"Seldom Around Here" was published in Zoetrope: All-Story in 2001. You can read the story here at this link. This afternoon I found Singleton reading a story online but my wonderful discovery was that a poet, Janice N. Harrington, was also reading. She teaches at the University of Illinois. I love her poetry and the way she reads it.

12 February, 2015

George Singleton, "What Could've Been?"

This story contains parts that are in a list style while giving directions, driving directions in a monologue fashion, to a listener, or to himself to return home with the parents waiting in the driveway because he missed curfew. It's a can't go home again story, "what could've been?" The story takes us through the 20th century suburbanization and rapid growth of corporate fast food chains, bank turnovers, demise of drive-in movies, multitude of car makes, pot smoking, etc. It's only three pages long and laments what could've been. I don't quite know how to explain what this story does but it's fabulous. And the way it sounds in my head is sing-song, poetic, musical.

"What Could've Been?" is in the current issue, 80, of Agni. I found a great video, from 2009, on YouTube of George Singleton and some students at his house and you can see his face jug collection. Then they wander around a flea market. LINK TO YOUTUBE VIDEO and a 2010 TED reading!

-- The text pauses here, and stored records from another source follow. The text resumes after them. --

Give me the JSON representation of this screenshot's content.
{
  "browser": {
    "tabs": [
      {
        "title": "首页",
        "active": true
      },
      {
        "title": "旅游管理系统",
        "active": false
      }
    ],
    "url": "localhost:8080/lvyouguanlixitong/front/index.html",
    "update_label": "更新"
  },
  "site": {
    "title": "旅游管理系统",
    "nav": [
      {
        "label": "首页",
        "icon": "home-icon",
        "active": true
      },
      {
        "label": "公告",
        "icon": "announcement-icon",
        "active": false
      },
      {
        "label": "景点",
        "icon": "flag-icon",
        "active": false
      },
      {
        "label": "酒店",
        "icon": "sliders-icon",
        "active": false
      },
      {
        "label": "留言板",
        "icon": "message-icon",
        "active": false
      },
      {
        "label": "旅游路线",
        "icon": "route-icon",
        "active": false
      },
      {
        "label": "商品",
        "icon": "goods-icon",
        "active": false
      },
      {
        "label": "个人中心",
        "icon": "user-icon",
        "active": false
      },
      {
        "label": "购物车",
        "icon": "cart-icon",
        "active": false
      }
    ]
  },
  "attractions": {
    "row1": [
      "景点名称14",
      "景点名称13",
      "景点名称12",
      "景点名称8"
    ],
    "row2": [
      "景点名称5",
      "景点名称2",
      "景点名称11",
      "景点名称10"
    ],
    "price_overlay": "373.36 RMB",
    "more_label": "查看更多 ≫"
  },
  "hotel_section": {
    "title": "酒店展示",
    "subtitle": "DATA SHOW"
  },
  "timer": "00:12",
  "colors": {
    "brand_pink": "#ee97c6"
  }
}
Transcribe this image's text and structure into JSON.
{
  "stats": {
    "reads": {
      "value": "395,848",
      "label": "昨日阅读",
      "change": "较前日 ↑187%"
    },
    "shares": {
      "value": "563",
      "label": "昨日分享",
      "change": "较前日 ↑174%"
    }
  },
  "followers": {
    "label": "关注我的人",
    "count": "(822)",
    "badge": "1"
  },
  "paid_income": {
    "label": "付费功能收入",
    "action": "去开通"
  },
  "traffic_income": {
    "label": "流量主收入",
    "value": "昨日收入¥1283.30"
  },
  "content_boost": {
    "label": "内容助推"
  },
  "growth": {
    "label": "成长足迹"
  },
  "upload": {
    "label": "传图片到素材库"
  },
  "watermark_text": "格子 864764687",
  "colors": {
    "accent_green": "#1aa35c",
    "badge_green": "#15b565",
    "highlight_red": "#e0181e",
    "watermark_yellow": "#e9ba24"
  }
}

02 July, 2014

George Singleton, "Traditional Development"

Story about how people don't usually change much even after a windfall of seemingly good fortune. "Winning money, as he had learned, wasn't necessarily good fortune, at least not for people like him."

This theme is also shown in the way Brenda takes photographs of the old interiors of their house to display after she's remodeled. The old is still there over the new facade.

I enjoyed this story a lot with the myriad of amusing characters. The POV is a limited shifting and in past tense. The story takes place between Columbia, SC and Charlotte, NC.

"Traditional Development" was published in the 2014 summer issue of Oxford American. George Singleton teaches at Wofford College.